===== Records shown

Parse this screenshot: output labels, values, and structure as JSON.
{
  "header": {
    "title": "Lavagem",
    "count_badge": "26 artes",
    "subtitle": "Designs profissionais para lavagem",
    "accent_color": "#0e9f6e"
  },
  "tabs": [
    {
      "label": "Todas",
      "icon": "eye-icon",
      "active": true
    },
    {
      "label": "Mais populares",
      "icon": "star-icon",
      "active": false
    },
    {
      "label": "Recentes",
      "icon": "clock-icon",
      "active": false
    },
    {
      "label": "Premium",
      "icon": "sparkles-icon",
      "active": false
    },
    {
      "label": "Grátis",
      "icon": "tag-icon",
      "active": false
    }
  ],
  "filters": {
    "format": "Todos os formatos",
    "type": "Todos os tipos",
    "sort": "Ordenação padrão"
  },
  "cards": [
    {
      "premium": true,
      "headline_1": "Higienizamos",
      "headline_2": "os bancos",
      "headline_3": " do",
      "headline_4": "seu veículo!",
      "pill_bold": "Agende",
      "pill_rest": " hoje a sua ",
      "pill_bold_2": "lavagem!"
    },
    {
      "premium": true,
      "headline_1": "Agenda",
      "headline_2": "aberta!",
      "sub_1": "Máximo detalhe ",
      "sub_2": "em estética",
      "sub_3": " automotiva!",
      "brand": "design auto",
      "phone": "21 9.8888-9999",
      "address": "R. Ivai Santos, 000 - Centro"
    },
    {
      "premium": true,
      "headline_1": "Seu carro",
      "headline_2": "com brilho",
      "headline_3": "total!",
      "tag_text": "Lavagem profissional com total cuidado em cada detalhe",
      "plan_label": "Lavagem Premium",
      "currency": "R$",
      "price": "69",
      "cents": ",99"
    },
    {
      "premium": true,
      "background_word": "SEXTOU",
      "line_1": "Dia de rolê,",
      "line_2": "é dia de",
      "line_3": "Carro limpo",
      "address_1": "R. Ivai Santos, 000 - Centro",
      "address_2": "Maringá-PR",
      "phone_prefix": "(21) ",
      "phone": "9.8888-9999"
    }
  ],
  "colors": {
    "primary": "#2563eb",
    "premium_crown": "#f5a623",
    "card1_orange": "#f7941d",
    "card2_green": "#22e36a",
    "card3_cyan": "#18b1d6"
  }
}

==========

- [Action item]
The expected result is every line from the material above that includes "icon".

- [Answer to the exercise]
      "icon": "eye-icon",
      "icon": "star-icon",
      "icon": "clock-icon",
      "icon": "sparkles-icon",
      "icon": "tag-icon",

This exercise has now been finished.